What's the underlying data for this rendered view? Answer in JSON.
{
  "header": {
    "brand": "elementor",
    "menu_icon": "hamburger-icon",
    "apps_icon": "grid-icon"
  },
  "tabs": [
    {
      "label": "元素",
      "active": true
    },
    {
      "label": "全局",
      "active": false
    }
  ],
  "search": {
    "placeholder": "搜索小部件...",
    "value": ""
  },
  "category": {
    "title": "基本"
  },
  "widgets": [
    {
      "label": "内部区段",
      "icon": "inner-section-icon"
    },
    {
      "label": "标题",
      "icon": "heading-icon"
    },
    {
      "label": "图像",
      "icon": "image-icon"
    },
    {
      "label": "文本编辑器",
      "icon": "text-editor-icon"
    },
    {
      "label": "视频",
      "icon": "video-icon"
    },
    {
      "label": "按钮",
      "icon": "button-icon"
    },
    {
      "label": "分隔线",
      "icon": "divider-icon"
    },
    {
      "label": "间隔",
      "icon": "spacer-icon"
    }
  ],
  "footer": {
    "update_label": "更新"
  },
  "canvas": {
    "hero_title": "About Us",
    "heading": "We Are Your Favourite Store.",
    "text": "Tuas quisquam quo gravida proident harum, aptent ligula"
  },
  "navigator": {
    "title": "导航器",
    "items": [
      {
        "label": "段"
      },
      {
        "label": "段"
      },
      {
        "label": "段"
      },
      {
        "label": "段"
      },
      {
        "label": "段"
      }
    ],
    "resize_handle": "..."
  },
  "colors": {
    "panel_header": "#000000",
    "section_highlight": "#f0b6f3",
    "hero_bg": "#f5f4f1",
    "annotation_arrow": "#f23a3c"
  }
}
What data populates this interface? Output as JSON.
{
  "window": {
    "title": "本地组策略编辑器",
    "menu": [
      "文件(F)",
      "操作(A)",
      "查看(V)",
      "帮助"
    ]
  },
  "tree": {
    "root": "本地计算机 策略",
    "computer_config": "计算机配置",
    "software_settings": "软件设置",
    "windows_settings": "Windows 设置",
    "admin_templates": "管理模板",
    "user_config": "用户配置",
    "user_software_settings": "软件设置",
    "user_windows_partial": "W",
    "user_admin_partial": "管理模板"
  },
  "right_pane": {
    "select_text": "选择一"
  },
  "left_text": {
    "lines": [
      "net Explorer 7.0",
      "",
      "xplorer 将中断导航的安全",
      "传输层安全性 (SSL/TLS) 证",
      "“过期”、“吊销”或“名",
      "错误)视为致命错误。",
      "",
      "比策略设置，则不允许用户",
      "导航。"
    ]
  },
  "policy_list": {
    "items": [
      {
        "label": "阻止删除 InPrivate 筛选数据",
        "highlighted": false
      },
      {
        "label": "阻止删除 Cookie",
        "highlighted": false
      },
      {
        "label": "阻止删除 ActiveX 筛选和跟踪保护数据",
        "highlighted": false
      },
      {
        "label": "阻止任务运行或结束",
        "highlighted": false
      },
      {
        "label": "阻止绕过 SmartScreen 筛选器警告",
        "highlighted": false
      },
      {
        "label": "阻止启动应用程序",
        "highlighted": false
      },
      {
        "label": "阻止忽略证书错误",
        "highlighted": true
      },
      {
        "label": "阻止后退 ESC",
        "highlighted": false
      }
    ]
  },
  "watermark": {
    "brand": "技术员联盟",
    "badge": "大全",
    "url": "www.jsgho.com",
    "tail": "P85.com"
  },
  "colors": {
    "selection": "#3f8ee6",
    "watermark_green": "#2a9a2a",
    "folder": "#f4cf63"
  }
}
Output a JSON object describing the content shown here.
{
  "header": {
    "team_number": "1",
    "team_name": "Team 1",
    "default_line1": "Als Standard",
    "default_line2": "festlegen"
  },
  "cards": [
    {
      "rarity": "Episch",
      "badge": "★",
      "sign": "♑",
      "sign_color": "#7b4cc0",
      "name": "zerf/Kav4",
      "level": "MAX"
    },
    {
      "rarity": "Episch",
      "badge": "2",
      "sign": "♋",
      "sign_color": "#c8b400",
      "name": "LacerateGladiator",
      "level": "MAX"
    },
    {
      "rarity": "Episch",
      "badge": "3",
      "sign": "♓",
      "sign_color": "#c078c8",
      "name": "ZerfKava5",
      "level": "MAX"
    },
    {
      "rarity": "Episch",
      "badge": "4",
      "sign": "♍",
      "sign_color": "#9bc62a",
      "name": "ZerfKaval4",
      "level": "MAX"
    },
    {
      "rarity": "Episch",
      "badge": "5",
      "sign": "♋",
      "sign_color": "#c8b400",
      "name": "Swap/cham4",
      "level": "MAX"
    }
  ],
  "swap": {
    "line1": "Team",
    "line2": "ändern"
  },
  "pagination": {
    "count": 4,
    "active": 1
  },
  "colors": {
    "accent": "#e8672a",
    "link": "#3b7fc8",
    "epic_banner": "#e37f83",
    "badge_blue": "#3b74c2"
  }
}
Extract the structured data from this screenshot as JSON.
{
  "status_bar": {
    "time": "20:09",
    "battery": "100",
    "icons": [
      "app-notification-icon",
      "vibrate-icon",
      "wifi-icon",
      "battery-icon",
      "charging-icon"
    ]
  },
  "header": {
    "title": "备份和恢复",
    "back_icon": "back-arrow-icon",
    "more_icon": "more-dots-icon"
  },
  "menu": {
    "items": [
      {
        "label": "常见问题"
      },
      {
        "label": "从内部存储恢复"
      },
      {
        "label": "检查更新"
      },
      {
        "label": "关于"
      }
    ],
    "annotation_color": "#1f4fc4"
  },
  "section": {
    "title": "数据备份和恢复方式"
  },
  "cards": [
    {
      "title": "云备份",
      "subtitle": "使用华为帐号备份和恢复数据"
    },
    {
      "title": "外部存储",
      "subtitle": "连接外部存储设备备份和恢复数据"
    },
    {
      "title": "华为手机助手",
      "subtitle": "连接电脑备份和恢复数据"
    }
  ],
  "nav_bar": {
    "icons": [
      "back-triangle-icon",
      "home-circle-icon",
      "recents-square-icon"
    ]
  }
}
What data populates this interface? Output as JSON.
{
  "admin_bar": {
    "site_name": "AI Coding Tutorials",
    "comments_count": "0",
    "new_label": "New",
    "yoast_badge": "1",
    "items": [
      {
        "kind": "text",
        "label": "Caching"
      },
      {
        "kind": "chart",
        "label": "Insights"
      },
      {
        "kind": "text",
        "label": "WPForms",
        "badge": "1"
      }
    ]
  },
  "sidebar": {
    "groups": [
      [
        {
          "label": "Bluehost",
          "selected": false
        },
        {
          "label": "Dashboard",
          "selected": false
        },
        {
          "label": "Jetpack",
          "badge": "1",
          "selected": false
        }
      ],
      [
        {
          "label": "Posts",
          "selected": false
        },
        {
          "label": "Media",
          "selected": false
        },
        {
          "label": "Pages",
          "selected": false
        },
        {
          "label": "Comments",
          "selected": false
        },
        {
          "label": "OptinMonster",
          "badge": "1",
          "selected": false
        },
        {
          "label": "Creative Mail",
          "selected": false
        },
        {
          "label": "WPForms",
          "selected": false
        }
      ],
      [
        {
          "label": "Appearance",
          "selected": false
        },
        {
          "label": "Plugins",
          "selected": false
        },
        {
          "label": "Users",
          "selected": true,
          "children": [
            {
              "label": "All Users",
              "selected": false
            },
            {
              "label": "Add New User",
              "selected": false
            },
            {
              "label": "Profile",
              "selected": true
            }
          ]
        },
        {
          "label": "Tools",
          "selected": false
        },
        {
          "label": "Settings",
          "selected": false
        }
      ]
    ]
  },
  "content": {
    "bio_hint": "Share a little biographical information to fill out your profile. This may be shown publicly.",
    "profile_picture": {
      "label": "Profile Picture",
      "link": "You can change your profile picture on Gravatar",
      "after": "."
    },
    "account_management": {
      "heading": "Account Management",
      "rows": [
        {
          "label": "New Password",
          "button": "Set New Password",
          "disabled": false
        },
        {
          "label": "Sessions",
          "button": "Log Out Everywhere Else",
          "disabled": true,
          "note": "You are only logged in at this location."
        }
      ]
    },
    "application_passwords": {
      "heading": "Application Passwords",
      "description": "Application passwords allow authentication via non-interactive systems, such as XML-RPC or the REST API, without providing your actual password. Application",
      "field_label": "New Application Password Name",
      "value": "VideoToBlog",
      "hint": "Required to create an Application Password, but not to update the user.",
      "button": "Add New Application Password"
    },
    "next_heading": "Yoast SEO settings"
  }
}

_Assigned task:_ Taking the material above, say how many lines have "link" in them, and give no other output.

_Solution to this task:_ 2